“Two years from now, this will be funded from general revenue through the appropriations process. And that’s what they’re going for. They want to get additional appropriations and this is a way to get it. The metrics are written for them. …In two years, this fund won’t have any money in it and we’re going to ask the State of Texas to appropriate the funds to then fill that gap. And UT Southwestern will continue to receive over 40% of the money that goes into it when it is money that comes directly from the state. If UT Southwestern needs more money, they should ask for more money.”
The exchange caused the Straus team to pick sides, some going to defend Branch while others joined Geren at the back microphone. Branch got support from Dallas County Representatives Angie Chen Button, Jason Villalba, and Bennett Ratliff, as well as Rep. Jim Keffer and soon-to-be-retired Representatives Diane Patrick and Jim Pitts, along with several Democrats.
On the other side, with Geren, were Ways and Means Chairman and Vice Chairman Harvey Hilderbran and John Otto.
Pitts took to the microphone first to defend Branch’s corrupt deal. His defense? The legislature does it all the time! Pitts argued:
“This isn’t something that is unusual in our budget. We do this for the four year institutions. We have a competitive knowledge fund just like this for four year institutions. They contribute some money and we give it back. This is exactly like what we do for the four year institutions.”
Pitts was interrupted by a question from failed comptroller candidate Harvey Hilderbran.
Hilderban: “What district do you represent, Mr. Pitts?
Pitts: “District 10. Ellis and Henderson County.”
Hilderbran: “Really?! I get confused. Sometimes I think you represent Dallas.”
The comment followed years of speculation that Pitts does not actually live in Waxahachie as he claims for political purposes but, in fact, lives in the Highland Park neighborhood of Dallas. Hilderbran went on to complain that his favored institution, the Texas Tech Health Science Center, wasn’t going to get enough of a payout from Branch’s fund.
The fighting did not end there however. After Hilderbran retired from the back microphone, Rep. John Otto rose to ask Branch again about the origins of the House Bill 2753.
Otto: “Chairman Branch, can you tell me where this idea came from … for the excellence fund?”
Branch: “This idea has been something we’ve been thinking and talking about in my office since before the last session, the 2011 session.”
Otto: “Are you aware of the two documents that UT Southwestern circulated before session dealing with this specific program? Weren’t those documents developed by them?”
The debate closed with statements of support from Democratic Rep. René Oliveira. The South Texas Democrat argued that Branch’s fund would benefit a new medical school in the valley. Charlie Geren returned to the back microphone to question Oliveira:
Geren: “Mr. Oliveira, do you realize that the medical school you’re going to get is never going to get a dime of this money? At least not in your lifetime or mine?”
Oliveira: “You’re probably right Charlie.”
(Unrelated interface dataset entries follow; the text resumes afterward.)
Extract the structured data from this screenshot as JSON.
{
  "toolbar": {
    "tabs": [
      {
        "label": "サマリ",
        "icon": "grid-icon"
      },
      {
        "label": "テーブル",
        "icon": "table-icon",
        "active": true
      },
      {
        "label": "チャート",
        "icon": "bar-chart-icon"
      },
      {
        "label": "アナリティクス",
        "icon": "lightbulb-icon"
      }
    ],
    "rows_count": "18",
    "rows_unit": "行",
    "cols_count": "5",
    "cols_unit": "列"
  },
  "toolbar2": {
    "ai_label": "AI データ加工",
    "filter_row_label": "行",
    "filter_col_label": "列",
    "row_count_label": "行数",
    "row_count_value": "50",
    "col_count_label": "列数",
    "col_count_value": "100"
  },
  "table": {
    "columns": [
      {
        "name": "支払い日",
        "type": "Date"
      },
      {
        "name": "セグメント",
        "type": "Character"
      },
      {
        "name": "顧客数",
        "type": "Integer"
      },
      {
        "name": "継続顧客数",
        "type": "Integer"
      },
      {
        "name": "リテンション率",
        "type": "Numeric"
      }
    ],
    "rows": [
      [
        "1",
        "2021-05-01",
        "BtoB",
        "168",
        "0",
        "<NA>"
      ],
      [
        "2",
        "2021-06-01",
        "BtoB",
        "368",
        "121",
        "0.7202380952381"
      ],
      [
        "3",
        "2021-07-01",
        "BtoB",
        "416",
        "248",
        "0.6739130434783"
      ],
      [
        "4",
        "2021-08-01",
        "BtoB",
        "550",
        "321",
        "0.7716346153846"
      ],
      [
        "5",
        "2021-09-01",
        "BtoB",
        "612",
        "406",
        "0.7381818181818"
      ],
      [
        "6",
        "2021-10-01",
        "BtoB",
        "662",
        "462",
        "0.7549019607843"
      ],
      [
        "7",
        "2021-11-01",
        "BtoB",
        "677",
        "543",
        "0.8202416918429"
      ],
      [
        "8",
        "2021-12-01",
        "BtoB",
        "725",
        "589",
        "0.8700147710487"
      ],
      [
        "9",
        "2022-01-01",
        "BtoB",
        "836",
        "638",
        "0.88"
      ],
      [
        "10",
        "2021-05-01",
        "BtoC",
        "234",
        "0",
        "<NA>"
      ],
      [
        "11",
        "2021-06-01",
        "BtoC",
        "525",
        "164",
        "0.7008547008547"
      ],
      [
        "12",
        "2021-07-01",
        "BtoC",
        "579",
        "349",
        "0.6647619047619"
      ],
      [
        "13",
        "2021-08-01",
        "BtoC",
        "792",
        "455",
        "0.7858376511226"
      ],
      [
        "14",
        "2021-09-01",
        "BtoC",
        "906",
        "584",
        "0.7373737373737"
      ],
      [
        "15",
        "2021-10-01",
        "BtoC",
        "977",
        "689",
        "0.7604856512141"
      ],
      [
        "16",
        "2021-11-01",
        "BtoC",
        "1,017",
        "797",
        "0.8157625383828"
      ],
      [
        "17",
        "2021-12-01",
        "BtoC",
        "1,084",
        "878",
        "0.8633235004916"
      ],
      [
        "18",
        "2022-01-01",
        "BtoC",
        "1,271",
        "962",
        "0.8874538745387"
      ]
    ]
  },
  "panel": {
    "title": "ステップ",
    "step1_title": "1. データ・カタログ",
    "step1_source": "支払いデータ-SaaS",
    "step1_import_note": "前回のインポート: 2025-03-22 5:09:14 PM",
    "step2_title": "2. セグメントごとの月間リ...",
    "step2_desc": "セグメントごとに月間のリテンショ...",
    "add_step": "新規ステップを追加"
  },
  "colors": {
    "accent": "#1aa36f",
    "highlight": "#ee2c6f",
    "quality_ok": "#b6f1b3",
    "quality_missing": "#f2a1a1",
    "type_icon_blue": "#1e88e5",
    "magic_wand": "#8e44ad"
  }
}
When it came time to vote, the bill was voted down. But in typical Straus-fashion, a verification was called, votes were rallied, and the bill narrowly passed. The following day, Branch attempted to pass the bill by putting an amendment on it. In response Geren went to the microphone and accused Branch of “putting lipstick on a pig.” When Branch accused Geren of calling UT Southwestern a pig, Geren responded: “I’m not calling any of our institutions a pig. What I’m calling a pig is this piece of legislation that you wrote. Or, excuse me, that they wrote for you.”
On third reading the bill died for good with a tally of 62 Yeas to 73 Nays. Notable Team Straus member Drew Darby refused to pick sides, abstaining from the vote. Thus concluded one of the most bizarre episodes of the 83rd Texas Legislature, in which the liberal Republican leadership of the Texas House fractured itself and lost control of the agenda.
In the end, the taxpayers won a narrow victory with the help of some uncommon allies, and Dan Branch revealed that he was willing to go down in flames to carry his lobby client’s legislation.